Data shown section start
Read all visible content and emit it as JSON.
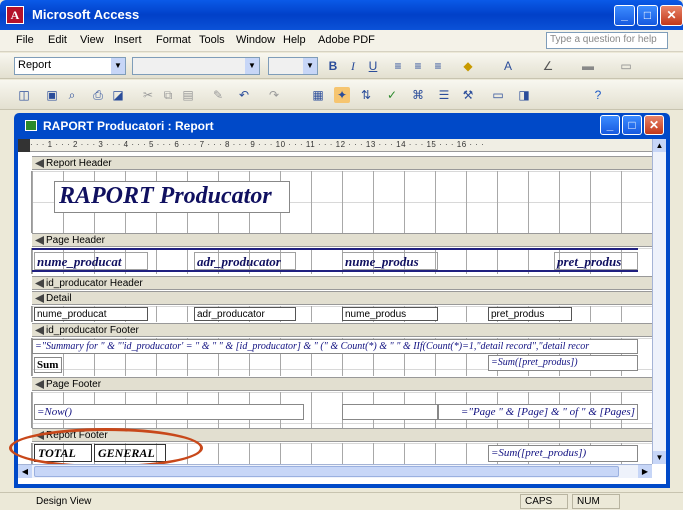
{
  "app": {
    "title": "Microsoft Access",
    "icon_letter": "A"
  },
  "menu": {
    "items": [
      "File",
      "Edit",
      "View",
      "Insert",
      "Format",
      "Tools",
      "Window",
      "Help",
      "Adobe PDF"
    ],
    "help_placeholder": "Type a question for help"
  },
  "formatting_toolbar": {
    "object_combo": "Report",
    "bold": "B",
    "italic": "I",
    "underline": "U"
  },
  "child_window": {
    "title": "RAPORT Producatori : Report"
  },
  "ruler": {
    "text": "· · · 1 · · · 2 · · · 3 · · · 4 · · · 5 · · · 6 · · · 7 · · · 8 · · · 9 · · · 10 · · · 11 · · · 12 · · · 13 · · · 14 · · · 15 · · · 16 · · ·"
  },
  "sections": {
    "report_header": "Report Header",
    "page_header": "Page Header",
    "group_header": "id_producator Header",
    "detail": "Detail",
    "group_footer": "id_producator Footer",
    "page_footer": "Page Footer",
    "report_footer": "Report Footer"
  },
  "report_header": {
    "title_label": "RAPORT Producator"
  },
  "page_header": {
    "labels": [
      "nume_producat",
      "adr_producator",
      "nume_produs",
      "pret_produs"
    ]
  },
  "detail": {
    "fields": [
      "nume_producat",
      "adr_producator",
      "nume_produs",
      "pret_produs"
    ]
  },
  "group_footer": {
    "summary_expr": "=\"Summary for \" & \"'id_producator' = \" & \" \" & [id_producator] & \" (\" & Count(*) & \" \" & IIf(Count(*)=1,\"detail record\",\"detail recor",
    "sum_label": "Sum",
    "sum_expr": "=Sum([pret_produs])"
  },
  "page_footer": {
    "now_expr": "=Now()",
    "page_expr": "=\"Page \" & [Page] & \" of \" & [Pages]"
  },
  "report_footer": {
    "total_label_1": "TOTAL",
    "total_label_2": "GENERAL",
    "sum_expr": "=Sum([pret_produs])"
  },
  "status": {
    "mode": "Design View",
    "caps": "CAPS",
    "num": "NUM"
  },
  "colors": {
    "titlebar": "#0A5AE8",
    "highlight_ellipse": "#C8481A",
    "label_text": "#101060"
  }
}
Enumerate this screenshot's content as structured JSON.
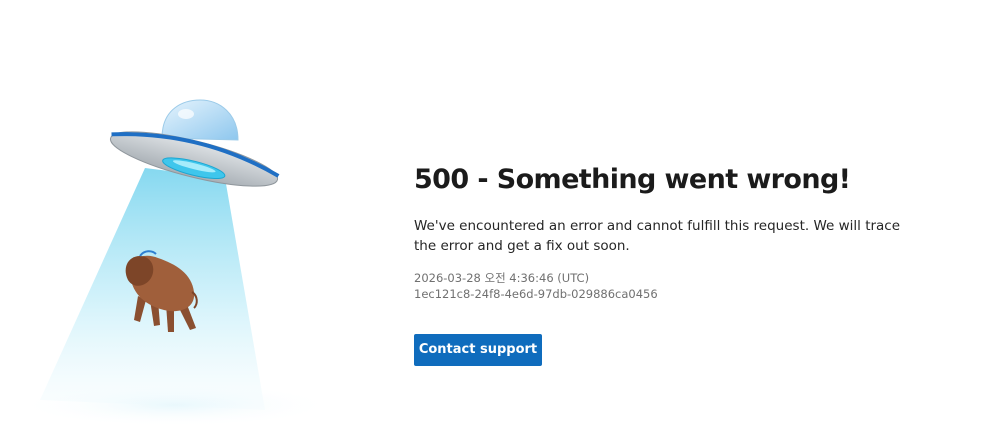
{
  "error": {
    "title": "500 - Something went wrong!",
    "message": "We've encountered an error and cannot fulfill this request. We will trace the error and get a fix out soon.",
    "timestamp": "2026-03-28 오전 4:36:46 (UTC)",
    "correlation_id": "1ec121c8-24f8-4e6d-97db-029886ca0456"
  },
  "actions": {
    "contact_support_label": "Contact support"
  },
  "illustration": {
    "name": "ufo-abducting-bison",
    "colors": {
      "beam": "#b9ecf7",
      "ufo_body": "#c9cfd4",
      "ufo_stripe": "#1f6fc4",
      "dome": "#a9d6f2",
      "bison": "#a05f3b"
    }
  },
  "colors": {
    "accent": "#0f6cbd",
    "title": "#1b1b1b",
    "body_text": "#262626",
    "meta_text": "#707070",
    "background": "#ffffff"
  }
}
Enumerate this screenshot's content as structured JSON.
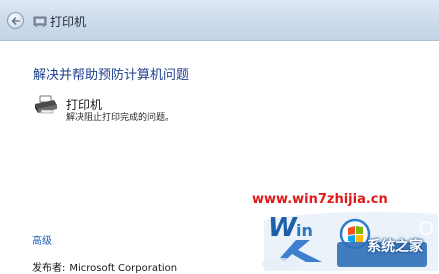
{
  "window": {
    "title": "打印机"
  },
  "content": {
    "heading": "解决并帮助预防计算机问题",
    "item": {
      "name": "打印机",
      "description": "解决阻止打印完成的问题。"
    },
    "advanced_link": "高级",
    "publisher_label": "发布者:",
    "publisher_value": "Microsoft Corporation"
  },
  "watermark": {
    "url": "www.win7zhijia.cn",
    "site_name": "系统之家"
  },
  "icons": {
    "back": "back-arrow-icon",
    "title": "troubleshoot-icon",
    "item": "printer-icon"
  },
  "colors": {
    "heading": "#1e3f8f",
    "link": "#1e5ebd",
    "watermark_url": "#e01818",
    "titlebar": "#cfdcec"
  }
}
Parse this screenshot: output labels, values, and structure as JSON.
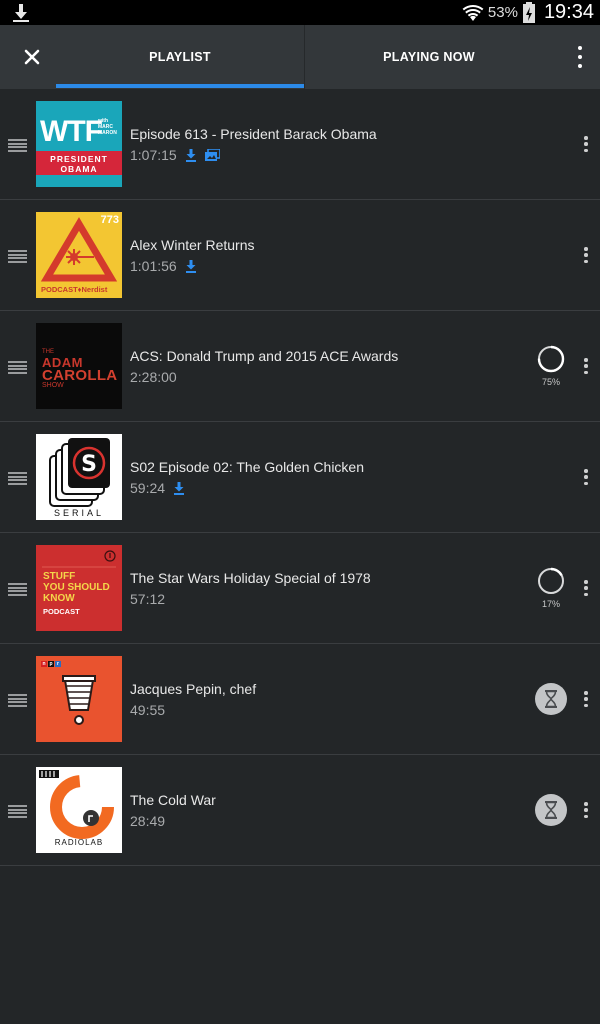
{
  "status_bar": {
    "battery_percent": "53%",
    "time": "19:34"
  },
  "toolbar": {
    "tabs": [
      {
        "label": "PLAYLIST",
        "selected": true
      },
      {
        "label": "PLAYING NOW",
        "selected": false
      }
    ],
    "accent_color": "#2c8ae8"
  },
  "playlist": {
    "items": [
      {
        "title": "Episode 613 - President Barack Obama",
        "duration": "1:07:15",
        "downloaded": true,
        "has_video": true,
        "status": "",
        "artwork": {
          "logo": "WTF",
          "small": "with MARC MARON",
          "line1": "PRESIDENT",
          "line2": "OBAMA"
        }
      },
      {
        "title": "Alex Winter Returns",
        "duration": "1:01:56",
        "downloaded": true,
        "status": "",
        "artwork": {
          "number": "773",
          "label": "PODCAST♦Nerdist"
        }
      },
      {
        "title": "ACS: Donald Trump and 2015 ACE Awards",
        "duration": "2:28:00",
        "downloaded": false,
        "status": "downloading",
        "progress_label": "75%",
        "progress": 0.75,
        "artwork": {
          "the": "THE",
          "adam": "ADAM",
          "carolla": "CAROLLA",
          "show": "SHOW"
        }
      },
      {
        "title": "S02 Episode 02: The Golden Chicken",
        "duration": "59:24",
        "downloaded": true,
        "status": "",
        "artwork": {
          "word": "SERIAL"
        }
      },
      {
        "title": "The Star Wars Holiday Special of 1978",
        "duration": "57:12",
        "downloaded": false,
        "status": "downloading",
        "progress_label": "17%",
        "progress": 0.17,
        "artwork": {
          "line1": "STUFF",
          "line2": "YOU SHOULD",
          "line3": "KNOW",
          "line4": "PODCAST"
        }
      },
      {
        "title": "Jacques Pepin, chef",
        "duration": "49:55",
        "downloaded": false,
        "status": "queued",
        "artwork": {
          "logo": "npr"
        }
      },
      {
        "title": "The Cold War",
        "duration": "28:49",
        "downloaded": false,
        "status": "queued",
        "artwork": {
          "word": "RADIOLAB"
        }
      }
    ]
  }
}
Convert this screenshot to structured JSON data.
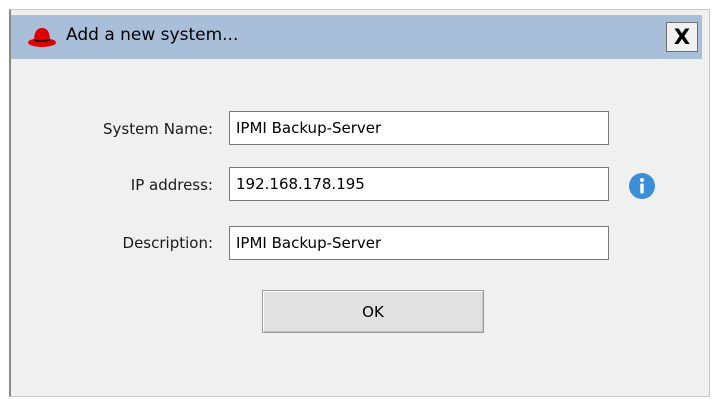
{
  "dialog": {
    "title": "Add a new system...",
    "close_label": "X",
    "app_icon": "red-hat-icon",
    "colors": {
      "titlebar": "#a9bfd9",
      "body": "#f0f0f0",
      "brand_red": "#e00000",
      "info_blue": "#3c8ed8"
    }
  },
  "form": {
    "system_name": {
      "label": "System Name:",
      "value": "IPMI Backup-Server"
    },
    "ip_address": {
      "label": "IP address:",
      "value": "192.168.178.195",
      "icon": "info-icon"
    },
    "description": {
      "label": "Description:",
      "value": "IPMI Backup-Server"
    }
  },
  "actions": {
    "ok_label": "OK"
  }
}
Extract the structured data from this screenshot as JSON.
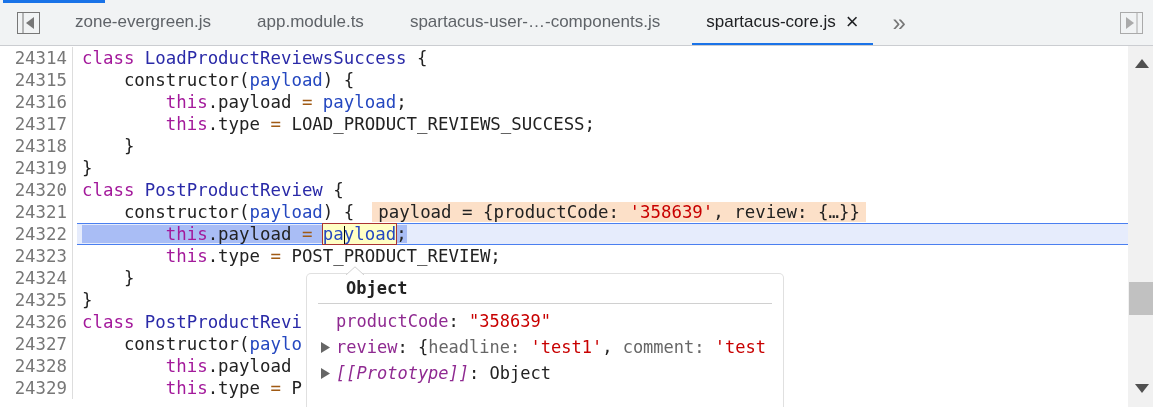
{
  "tabbar": {
    "tabs": [
      {
        "label": "zone-evergreen.js",
        "selected": false
      },
      {
        "label": "app.module.ts",
        "selected": false
      },
      {
        "label": "spartacus-user-…-components.js",
        "selected": false
      },
      {
        "label": "spartacus-core.js",
        "selected": true,
        "close_button": "×"
      }
    ],
    "overflow_button": "»"
  },
  "editor": {
    "lines": [
      {
        "number": "24314",
        "current": false,
        "tokens": [
          {
            "kind": "keyword",
            "text": "class"
          },
          {
            "kind": "def",
            "text": " LoadProductReviewsSuccess"
          },
          {
            "kind": "plain",
            "text": " {"
          }
        ]
      },
      {
        "number": "24315",
        "current": false,
        "tokens": [
          {
            "kind": "plain",
            "text": "    constructor("
          },
          {
            "kind": "param",
            "text": "payload"
          },
          {
            "kind": "plain",
            "text": ") {"
          }
        ]
      },
      {
        "number": "24316",
        "current": false,
        "tokens": [
          {
            "kind": "keyword",
            "text": "        this"
          },
          {
            "kind": "plain",
            "text": ".payload "
          },
          {
            "kind": "operator",
            "text": "="
          },
          {
            "kind": "param",
            "text": " payload"
          },
          {
            "kind": "plain",
            "text": ";"
          }
        ]
      },
      {
        "number": "24317",
        "current": false,
        "tokens": [
          {
            "kind": "keyword",
            "text": "        this"
          },
          {
            "kind": "plain",
            "text": ".type "
          },
          {
            "kind": "operator",
            "text": "="
          },
          {
            "kind": "plain",
            "text": " LOAD_PRODUCT_REVIEWS_SUCCESS;"
          }
        ]
      },
      {
        "number": "24318",
        "current": false,
        "tokens": [
          {
            "kind": "plain",
            "text": "    }"
          }
        ]
      },
      {
        "number": "24319",
        "current": false,
        "tokens": [
          {
            "kind": "plain",
            "text": "}"
          }
        ]
      },
      {
        "number": "24320",
        "current": false,
        "tokens": [
          {
            "kind": "keyword",
            "text": "class"
          },
          {
            "kind": "def",
            "text": " PostProductReview"
          },
          {
            "kind": "plain",
            "text": " {"
          }
        ]
      },
      {
        "number": "24321",
        "current": false,
        "tokens": [
          {
            "kind": "plain",
            "text": "    constructor("
          },
          {
            "kind": "param",
            "text": "payload"
          },
          {
            "kind": "plain",
            "text": ") {"
          }
        ],
        "inline_value": [
          {
            "kind": "plain",
            "text": "payload = {productCode: "
          },
          {
            "kind": "string",
            "text": "'358639'"
          },
          {
            "kind": "plain",
            "text": ", review: {…}}"
          }
        ]
      },
      {
        "number": "24322",
        "current": true,
        "tokens": [
          {
            "kind": "keyword",
            "text": "        this"
          },
          {
            "kind": "plain",
            "text": ".payload "
          },
          {
            "kind": "operator",
            "text": "= "
          },
          {
            "kind": "hovered",
            "text": "payload"
          },
          {
            "kind": "plain",
            "text": ";"
          }
        ]
      },
      {
        "number": "24323",
        "current": false,
        "tokens": [
          {
            "kind": "keyword",
            "text": "        this"
          },
          {
            "kind": "plain",
            "text": ".type "
          },
          {
            "kind": "operator",
            "text": "="
          },
          {
            "kind": "plain",
            "text": " POST_PRODUCT_REVIEW;"
          }
        ]
      },
      {
        "number": "24324",
        "current": false,
        "tokens": [
          {
            "kind": "plain",
            "text": "    }"
          }
        ]
      },
      {
        "number": "24325",
        "current": false,
        "tokens": [
          {
            "kind": "plain",
            "text": "}"
          }
        ]
      },
      {
        "number": "24326",
        "current": false,
        "tokens": [
          {
            "kind": "keyword",
            "text": "class"
          },
          {
            "kind": "def",
            "text": " PostProductRevi"
          }
        ]
      },
      {
        "number": "24327",
        "current": false,
        "tokens": [
          {
            "kind": "plain",
            "text": "    constructor("
          },
          {
            "kind": "param",
            "text": "paylo"
          }
        ]
      },
      {
        "number": "24328",
        "current": false,
        "tokens": [
          {
            "kind": "keyword",
            "text": "        this"
          },
          {
            "kind": "plain",
            "text": ".payload"
          }
        ]
      },
      {
        "number": "24329",
        "current": false,
        "tokens": [
          {
            "kind": "keyword",
            "text": "        this"
          },
          {
            "kind": "plain",
            "text": ".type "
          },
          {
            "kind": "operator",
            "text": "="
          },
          {
            "kind": "plain",
            "text": " P"
          }
        ]
      }
    ]
  },
  "popover": {
    "title": "Object",
    "properties": [
      {
        "expandable": false,
        "parts": [
          {
            "kind": "key",
            "text": "productCode"
          },
          {
            "kind": "plain",
            "text": ": "
          },
          {
            "kind": "string",
            "text": "\"358639\""
          }
        ]
      },
      {
        "expandable": true,
        "parts": [
          {
            "kind": "key",
            "text": "review"
          },
          {
            "kind": "plain",
            "text": ": {"
          },
          {
            "kind": "muted",
            "text": "headline: "
          },
          {
            "kind": "string",
            "text": "'test1'"
          },
          {
            "kind": "plain",
            "text": ", "
          },
          {
            "kind": "muted",
            "text": "comment: "
          },
          {
            "kind": "string",
            "text": "'test"
          }
        ]
      },
      {
        "expandable": true,
        "parts": [
          {
            "kind": "internal",
            "text": "[[Prototype]]"
          },
          {
            "kind": "plain",
            "text": ": Object"
          }
        ]
      }
    ]
  }
}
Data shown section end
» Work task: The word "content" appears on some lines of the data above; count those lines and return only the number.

» Expected answer: 4